Of course, if Blatter still remains true to his promise not to run then Platini faces the prospect of having to fight his fellow Frenchman Jerome Champagne. This former diplomat who played a huge part in Blatter’s election campaigns has been working the various FIFA countries and trying to build up support. His problem may be he does not have a confederation. But then it must be said having such support did nothing for Lennart Johansson. And Champagne, a wily campaigner, must have worked out his strategy to cope with that.
Talking to people close to Platini it seems he has genuinely not made up his mind whether he wants the FIFA Presidency. It seems he does not know whether all the extra work involved in running FIFA is worth it.
Of course should he run and win, it is certain that he would change the Presidency. Blatter has made being boss of FIFA an imperial Presidency. It is like the court of Louis XV. The President is everywhere, he is the one man in constant limelight. Round him courtiers swirl round but few stay long – there are constant changes among the FIFA staff. Platini will work hard to make it more of a normal Presidency where the President is the first among equals, the most important figure in FIFA, but not an absolute monarch.
But while Platini decides he is also very aware of the increasing threat Europe faces from the rest of the world. For some time now Blatter has given signs that before he leaves the Presidency he would like to clip the wings of Europe. Europe may be the smallest continent but it dominates world football. The best players of the world come to Europe to play in the European Leagues and the Champions League, Europe provides much of the world income for football. And for all this Europe is well rewarded. It sends more than twice as many teams to the World Cup as any other continent and Europe has many more seats on the FIFA executive than any other continent.
Many in FIFA resent this and Blatter has made noises suggesting he might try and do something about it.
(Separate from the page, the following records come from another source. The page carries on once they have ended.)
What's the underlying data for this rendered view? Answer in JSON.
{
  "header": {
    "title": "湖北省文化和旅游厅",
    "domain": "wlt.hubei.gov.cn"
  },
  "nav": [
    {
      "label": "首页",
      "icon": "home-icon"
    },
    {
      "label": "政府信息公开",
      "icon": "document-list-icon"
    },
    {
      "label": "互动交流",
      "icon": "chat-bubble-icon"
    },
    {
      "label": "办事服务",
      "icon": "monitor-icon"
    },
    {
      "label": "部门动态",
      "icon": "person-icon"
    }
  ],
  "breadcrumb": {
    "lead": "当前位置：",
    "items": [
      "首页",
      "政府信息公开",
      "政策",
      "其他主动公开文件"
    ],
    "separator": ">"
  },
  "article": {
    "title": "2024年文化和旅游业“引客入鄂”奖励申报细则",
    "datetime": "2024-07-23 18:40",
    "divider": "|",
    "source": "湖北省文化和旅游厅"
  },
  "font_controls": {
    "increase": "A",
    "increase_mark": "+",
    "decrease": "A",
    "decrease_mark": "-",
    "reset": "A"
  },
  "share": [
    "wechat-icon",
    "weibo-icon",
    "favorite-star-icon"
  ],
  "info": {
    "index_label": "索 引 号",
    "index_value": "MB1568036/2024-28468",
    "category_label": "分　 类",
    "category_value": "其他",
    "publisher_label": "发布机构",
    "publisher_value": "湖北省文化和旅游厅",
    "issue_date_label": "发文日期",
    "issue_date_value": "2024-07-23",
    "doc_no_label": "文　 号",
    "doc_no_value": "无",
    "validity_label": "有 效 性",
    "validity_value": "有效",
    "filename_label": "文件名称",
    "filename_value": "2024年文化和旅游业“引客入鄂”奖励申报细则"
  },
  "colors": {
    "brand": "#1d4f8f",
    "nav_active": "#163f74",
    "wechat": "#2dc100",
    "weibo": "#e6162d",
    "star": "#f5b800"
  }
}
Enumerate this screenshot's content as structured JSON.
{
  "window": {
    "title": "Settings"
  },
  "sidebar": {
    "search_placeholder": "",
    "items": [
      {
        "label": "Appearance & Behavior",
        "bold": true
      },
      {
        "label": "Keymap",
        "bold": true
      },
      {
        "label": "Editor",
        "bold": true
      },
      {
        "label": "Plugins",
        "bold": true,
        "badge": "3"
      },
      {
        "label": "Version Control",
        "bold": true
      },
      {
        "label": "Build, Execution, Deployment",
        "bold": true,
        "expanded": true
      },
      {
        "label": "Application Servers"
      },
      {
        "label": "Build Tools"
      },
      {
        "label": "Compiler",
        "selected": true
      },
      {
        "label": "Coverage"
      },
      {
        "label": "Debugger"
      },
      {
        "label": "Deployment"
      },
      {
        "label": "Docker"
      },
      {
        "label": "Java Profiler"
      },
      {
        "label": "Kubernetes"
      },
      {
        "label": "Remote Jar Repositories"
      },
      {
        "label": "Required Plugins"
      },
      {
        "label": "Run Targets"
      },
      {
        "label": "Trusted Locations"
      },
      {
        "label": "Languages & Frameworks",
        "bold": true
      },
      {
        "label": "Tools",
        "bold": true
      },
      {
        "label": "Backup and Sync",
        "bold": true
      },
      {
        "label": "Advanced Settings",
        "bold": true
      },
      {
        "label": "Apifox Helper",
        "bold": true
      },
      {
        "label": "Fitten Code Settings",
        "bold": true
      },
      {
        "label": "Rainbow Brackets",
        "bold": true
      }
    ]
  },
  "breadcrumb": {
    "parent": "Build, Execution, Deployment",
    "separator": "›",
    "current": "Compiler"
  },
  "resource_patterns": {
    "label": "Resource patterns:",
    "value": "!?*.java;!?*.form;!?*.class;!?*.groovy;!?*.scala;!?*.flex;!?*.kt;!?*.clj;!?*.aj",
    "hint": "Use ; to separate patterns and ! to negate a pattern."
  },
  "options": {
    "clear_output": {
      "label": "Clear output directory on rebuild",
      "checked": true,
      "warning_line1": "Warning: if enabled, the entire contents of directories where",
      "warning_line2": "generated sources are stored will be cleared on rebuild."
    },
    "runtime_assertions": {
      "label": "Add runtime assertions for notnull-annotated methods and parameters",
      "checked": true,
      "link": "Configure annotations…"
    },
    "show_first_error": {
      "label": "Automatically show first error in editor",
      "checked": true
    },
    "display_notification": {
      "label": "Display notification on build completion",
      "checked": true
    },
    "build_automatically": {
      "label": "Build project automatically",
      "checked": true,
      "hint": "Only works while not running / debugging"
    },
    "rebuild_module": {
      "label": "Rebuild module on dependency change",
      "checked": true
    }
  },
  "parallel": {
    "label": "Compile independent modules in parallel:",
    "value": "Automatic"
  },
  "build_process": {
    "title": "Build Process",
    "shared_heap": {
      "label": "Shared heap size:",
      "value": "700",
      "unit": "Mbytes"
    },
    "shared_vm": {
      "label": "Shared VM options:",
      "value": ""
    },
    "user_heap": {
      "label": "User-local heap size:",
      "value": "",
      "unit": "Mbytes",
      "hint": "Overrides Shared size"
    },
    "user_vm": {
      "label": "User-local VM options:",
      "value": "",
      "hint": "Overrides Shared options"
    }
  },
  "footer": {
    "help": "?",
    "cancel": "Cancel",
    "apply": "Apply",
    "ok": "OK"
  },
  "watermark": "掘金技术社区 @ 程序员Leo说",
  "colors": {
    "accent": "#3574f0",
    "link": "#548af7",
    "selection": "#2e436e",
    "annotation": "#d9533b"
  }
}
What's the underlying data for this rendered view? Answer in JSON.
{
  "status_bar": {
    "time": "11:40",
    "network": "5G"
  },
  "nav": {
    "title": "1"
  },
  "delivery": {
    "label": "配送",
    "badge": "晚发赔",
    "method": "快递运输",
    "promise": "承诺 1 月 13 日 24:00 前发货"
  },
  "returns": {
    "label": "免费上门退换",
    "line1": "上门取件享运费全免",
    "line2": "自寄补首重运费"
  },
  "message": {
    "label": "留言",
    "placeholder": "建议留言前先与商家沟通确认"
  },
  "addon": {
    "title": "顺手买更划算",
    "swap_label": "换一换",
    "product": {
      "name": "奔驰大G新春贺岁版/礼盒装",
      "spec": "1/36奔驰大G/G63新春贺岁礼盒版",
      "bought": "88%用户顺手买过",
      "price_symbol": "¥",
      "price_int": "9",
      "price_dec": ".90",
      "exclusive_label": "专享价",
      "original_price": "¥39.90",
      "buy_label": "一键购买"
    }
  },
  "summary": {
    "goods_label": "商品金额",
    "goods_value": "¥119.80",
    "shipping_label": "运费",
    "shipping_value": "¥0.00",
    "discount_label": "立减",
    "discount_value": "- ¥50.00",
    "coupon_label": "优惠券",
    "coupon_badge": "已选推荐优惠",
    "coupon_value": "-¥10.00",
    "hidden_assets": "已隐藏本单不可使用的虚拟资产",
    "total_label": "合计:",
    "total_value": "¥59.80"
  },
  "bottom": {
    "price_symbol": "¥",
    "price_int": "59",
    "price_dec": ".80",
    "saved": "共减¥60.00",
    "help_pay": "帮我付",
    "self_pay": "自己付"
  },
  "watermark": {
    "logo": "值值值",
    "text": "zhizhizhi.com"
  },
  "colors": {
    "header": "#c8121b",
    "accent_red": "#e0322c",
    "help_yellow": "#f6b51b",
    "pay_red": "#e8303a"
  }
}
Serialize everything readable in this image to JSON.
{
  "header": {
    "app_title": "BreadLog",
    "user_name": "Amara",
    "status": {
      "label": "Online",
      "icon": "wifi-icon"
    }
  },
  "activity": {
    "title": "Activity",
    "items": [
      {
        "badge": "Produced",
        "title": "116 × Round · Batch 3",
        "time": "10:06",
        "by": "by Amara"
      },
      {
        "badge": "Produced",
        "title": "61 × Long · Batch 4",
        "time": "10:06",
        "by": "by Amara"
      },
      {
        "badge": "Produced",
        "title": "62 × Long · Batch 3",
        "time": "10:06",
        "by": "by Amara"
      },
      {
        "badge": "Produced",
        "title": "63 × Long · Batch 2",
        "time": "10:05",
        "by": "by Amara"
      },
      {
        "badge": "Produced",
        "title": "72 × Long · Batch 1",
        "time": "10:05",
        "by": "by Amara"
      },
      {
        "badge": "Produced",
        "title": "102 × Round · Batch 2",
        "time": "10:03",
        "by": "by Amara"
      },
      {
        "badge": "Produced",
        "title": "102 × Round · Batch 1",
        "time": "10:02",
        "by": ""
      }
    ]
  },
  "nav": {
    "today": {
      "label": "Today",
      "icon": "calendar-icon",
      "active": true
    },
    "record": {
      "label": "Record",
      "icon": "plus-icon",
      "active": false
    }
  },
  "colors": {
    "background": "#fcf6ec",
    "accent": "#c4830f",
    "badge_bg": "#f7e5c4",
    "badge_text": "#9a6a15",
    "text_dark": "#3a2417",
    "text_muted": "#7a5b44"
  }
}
And this is where Platini’s nuclear bomb comes in. If there are real signs that Blatter is moving to reduce Europe’s might then the Frenchman’s option would be to target the World Cup. Remember this is the only FIFA competition that makes money. All its other world tournaments are subsidised by its World Cup income. Any threat to the World Cup would be a dagger at the very heart of FIFA’s existence.
And how can Platini threaten it? Very simple. He declares that in future Euros national teams from other continents will be invited to take part. Imagine at Euro 2016 or 2020 not only do European countries take part but Brazil, Argentina, Uruguay, Mexico and Japan. Suddenly a European tournament becomes a world tournament. And what is more, a more exciting, more competitive world tournament than the World Cup which, because of the need to accommodate the whole world, rarely produces the calibre of football that a Euro does.
Now you will say but Platini cannot do that. Why not? The South Americans do it for their Copa America. It has regularly invited national teams from other continents. So why cannot Europe?
Now, as I said, this is Platini’s nuclear option. And with a nuclear option you do not want to use it. You want your opponent to know you have it. I have been given to understand that people very close to Platini have discussed this nuclear option. And given how Platini can take dramatic decisions, recall his out of the blue announcement that future Euros would be based not in one country but moved around several countries, a dramatic use of this option cannot be ruled out.
My strong feeling is if Blatter cuts up rough in the next year or two Platini will look at his nuclear option and then, as they say, the shit will hit the fan.
It will be some moment.
Mihir Bose was the first sports editor of the BBC. He has worked for various media outlets and launched the Inside Sport column for the Daily Telegraph. Now a freelance journalist he has written 28 books. His latest book: Game Changer: How the English Premier League Came to Dominate the World was published by Marshall Cavendish for £14.99.